What is a Slot?

A slot is a narrow opening, especially one for receiving something such as a coin or letter. It can also refer to a position or assignment, as in a job, series, or sequence.

In a casino, a slot is a machine that accepts cash or paper tickets with a predetermined value, allowing players to place bets and then spin the reels. The slot mechanism also includes a reel that displays the amount won or lost, and a handle to pull or push in order to initiate the spin. In addition, many slot machines display additional information such as the payout percentage and the number of paylines available.

Slots are the heart of casino games and can be very lucrative if you play smartly. While slot machines have changed dramatically over the years, most still operate on the same basic principles. To win, the symbols on the reels must line up along a payline, which is a line in the middle of the viewing window. The amount you win depends on how many of the winning combinations (multiple pictures) land on the payline.

A player pulls a handle to rotate a series of reels with pictures printed on them, and the reels stop when the symbols land in a winning combination. A machine’s symbols usually include poker cards, diamonds, horseshoes, hearts, and liberty bells. When three or more of these symbols align with the pay line, the player wins a sum of money, depending on the payout table and the size of the bet.

While some people believe that a machine is “due” to pay off, the outcome of each spin is determined by random number generator software and is completely independent of past outcomes. This is why it is important to set a budget and stick to it when playing slots, or any gambling game for that matter.

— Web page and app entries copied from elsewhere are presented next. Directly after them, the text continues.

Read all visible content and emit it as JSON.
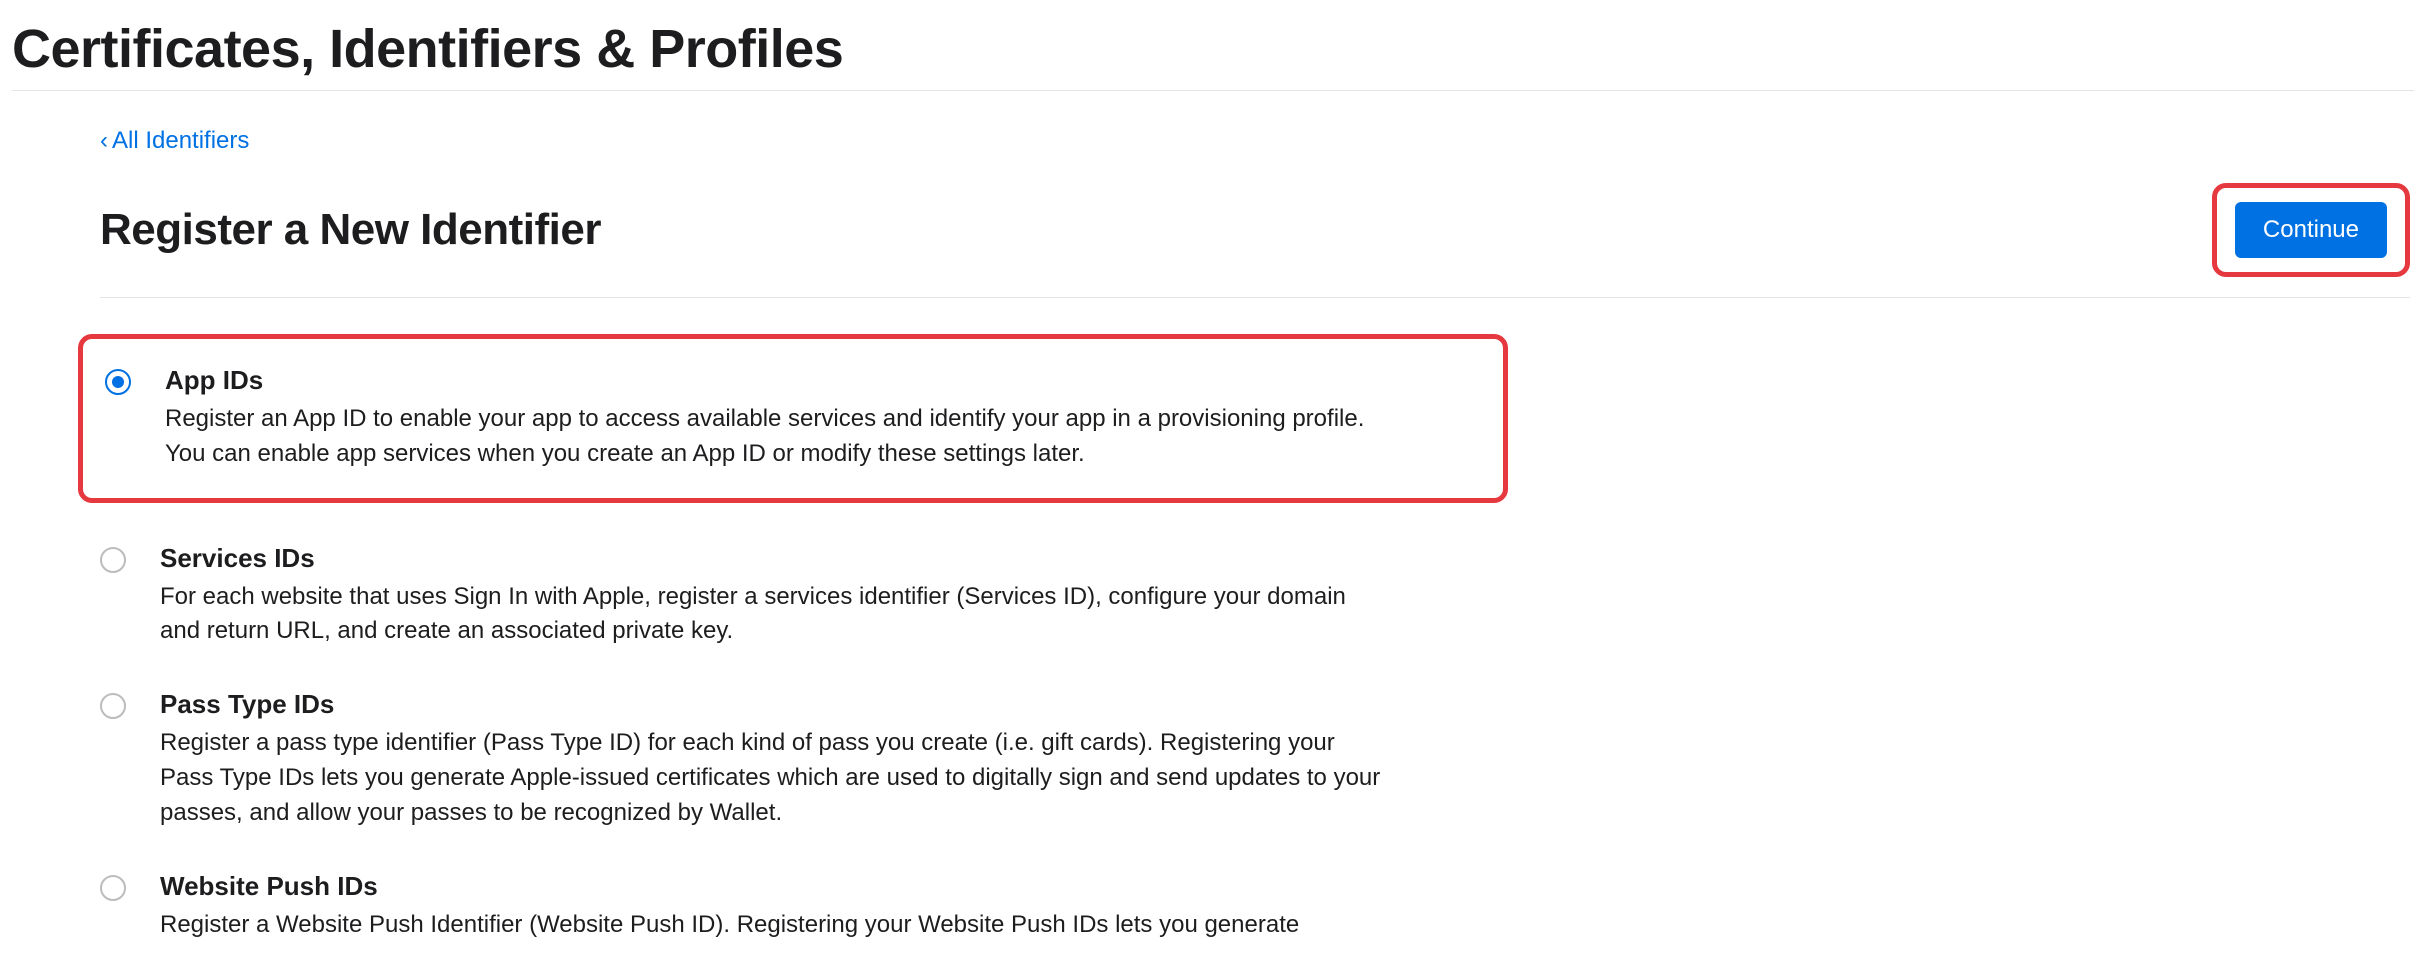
{
  "header": {
    "page_title": "Certificates, Identifiers & Profiles",
    "back_label": "All Identifiers",
    "section_title": "Register a New Identifier",
    "continue_label": "Continue"
  },
  "options": [
    {
      "id": "app-ids",
      "selected": true,
      "highlighted": true,
      "title": "App IDs",
      "description": "Register an App ID to enable your app to access available services and identify your app in a provisioning profile. You can enable app services when you create an App ID or modify these settings later."
    },
    {
      "id": "services-ids",
      "selected": false,
      "highlighted": false,
      "title": "Services IDs",
      "description": "For each website that uses Sign In with Apple, register a services identifier (Services ID), configure your domain and return URL, and create an associated private key."
    },
    {
      "id": "pass-type-ids",
      "selected": false,
      "highlighted": false,
      "title": "Pass Type IDs",
      "description": "Register a pass type identifier (Pass Type ID) for each kind of pass you create (i.e. gift cards). Registering your Pass Type IDs lets you generate Apple-issued certificates which are used to digitally sign and send updates to your passes, and allow your passes to be recognized by Wallet."
    },
    {
      "id": "website-push-ids",
      "selected": false,
      "highlighted": false,
      "title": "Website Push IDs",
      "description": "Register a Website Push Identifier (Website Push ID). Registering your Website Push IDs lets you generate"
    }
  ],
  "annotations": {
    "continue_highlighted": true
  }
}
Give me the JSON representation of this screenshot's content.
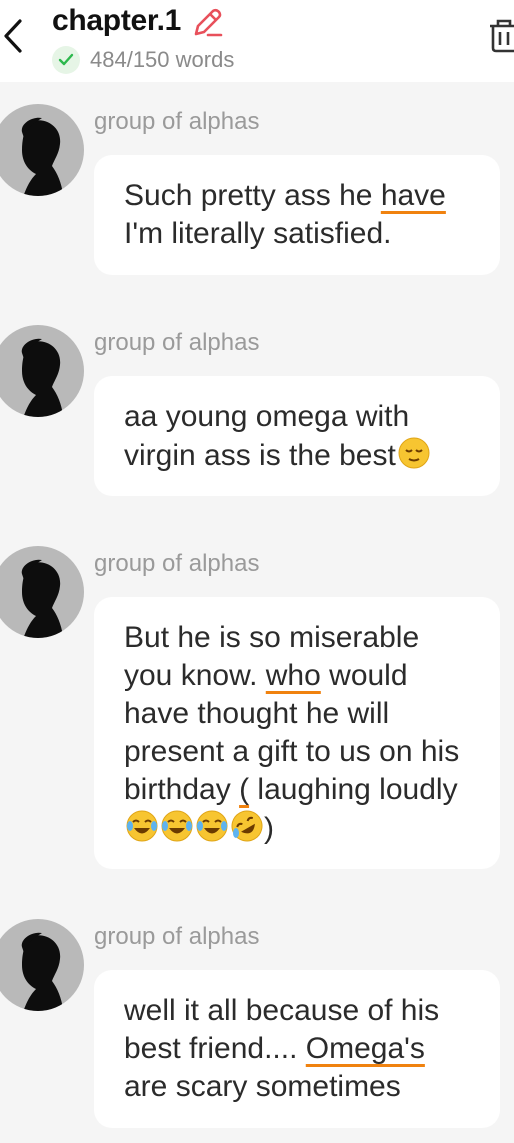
{
  "header": {
    "title": "chapter.1",
    "word_count": "484/150 words",
    "icons": {
      "back": "chevron-left-icon",
      "edit": "pencil-icon",
      "check": "check-circle-icon",
      "trash": "trash-icon"
    },
    "accent_color": "#e8505b",
    "check_color": "#2db84d"
  },
  "messages": [
    {
      "sender": "group of alphas",
      "segments": [
        "Such pretty ass he ",
        "have",
        " I'm literally satisfied."
      ]
    },
    {
      "sender": "group of alphas",
      "segments": [
        "aa young omega with virgin ass is the best"
      ],
      "emoji": [
        "relieved-face"
      ]
    },
    {
      "sender": "group of alphas",
      "segments": [
        "But he is so miserable you know. ",
        "who",
        " would have thought he will present a gift to us on his birthday ",
        "(",
        " laughing loudly "
      ],
      "emoji": [
        "tears-of-joy",
        "tears-of-joy",
        "tears-of-joy",
        "rolling-laughing"
      ],
      "closing": ")"
    },
    {
      "sender": "group of alphas",
      "segments": [
        "well it all because of his best friend.... ",
        "Omega's",
        " are scary sometimes"
      ]
    }
  ]
}
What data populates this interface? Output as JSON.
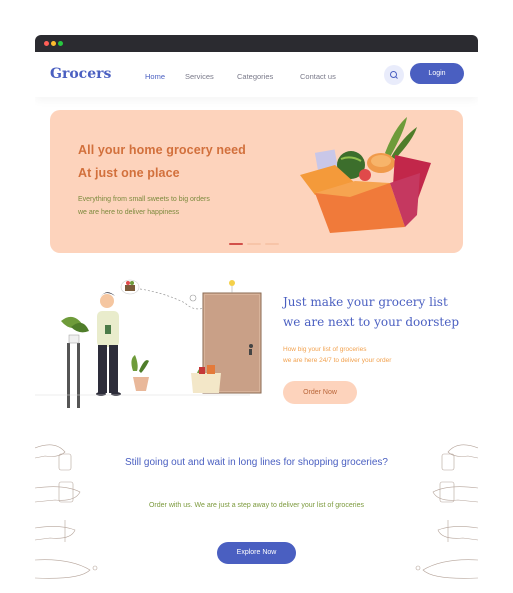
{
  "brand": {
    "name": "Grocers"
  },
  "nav": {
    "items": [
      {
        "label": "Home",
        "active": true
      },
      {
        "label": "Services",
        "active": false
      },
      {
        "label": "Categories",
        "active": false
      },
      {
        "label": "Contact us",
        "active": false
      }
    ],
    "search_icon": "search-icon",
    "login_label": "Login"
  },
  "hero": {
    "headline_line1": "All your home grocery need",
    "headline_line2": "At just one place",
    "subtext_line1": "Everything from small sweets to big orders",
    "subtext_line2": "we are here to deliver happiness",
    "slider_active_index": 0,
    "slider_count": 3
  },
  "delivery": {
    "title_line1": "Just make your grocery list",
    "title_line2": "we are next to your doorstep",
    "subtext_line1": "How big your list of groceries",
    "subtext_line2": "we are here 24/7 to deliver your order",
    "button_label": "Order Now"
  },
  "cta": {
    "title": "Still going out and wait in long lines for shopping groceries?",
    "subtext": "Order with us. We are just a step away to deliver your list of groceries",
    "button_label": "Explore Now"
  },
  "colors": {
    "primary": "#4a5fc1",
    "hero_bg": "#fdd3bc",
    "hero_text": "#d2703c",
    "accent_green": "#7c9a3d",
    "accent_orange": "#f2a24f",
    "window_dots": [
      "#ff5f57",
      "#febc2e",
      "#28c840"
    ]
  }
}
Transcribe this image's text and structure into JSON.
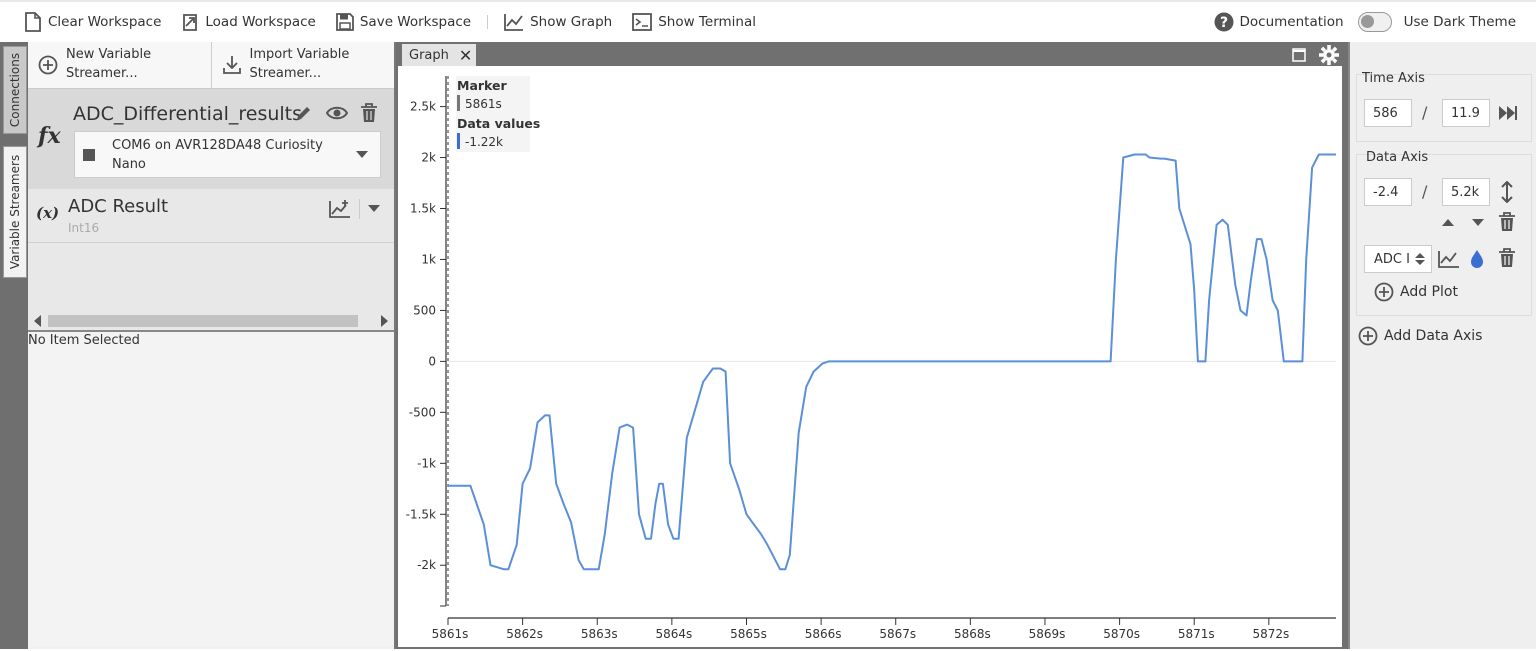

The simplest way to do this is by choosing a machine that offers the type of coin you prefer to gamble with. You can also choose to activate all of the available paylines, which increases your chances of winning. However, it is best to read the rules of a particular game before you start playing. This will give you a better understanding of the rules and help you to determine whether you are ready for the challenge.

One of the biggest mistakes a new player can make is spending more than they can afford to lose. This can lead to financial problems, or even bankruptcy, if you do not know your bankroll limits before you begin playing. To prevent this from happening, you should always check the paytable before you start playing and understand how each machine works. In addition, you should also consider your own personal gambling habits before spending any money on a slot machine. By following the tips in this article, you can increase your chances of winning and avoid losing your hard-earned money.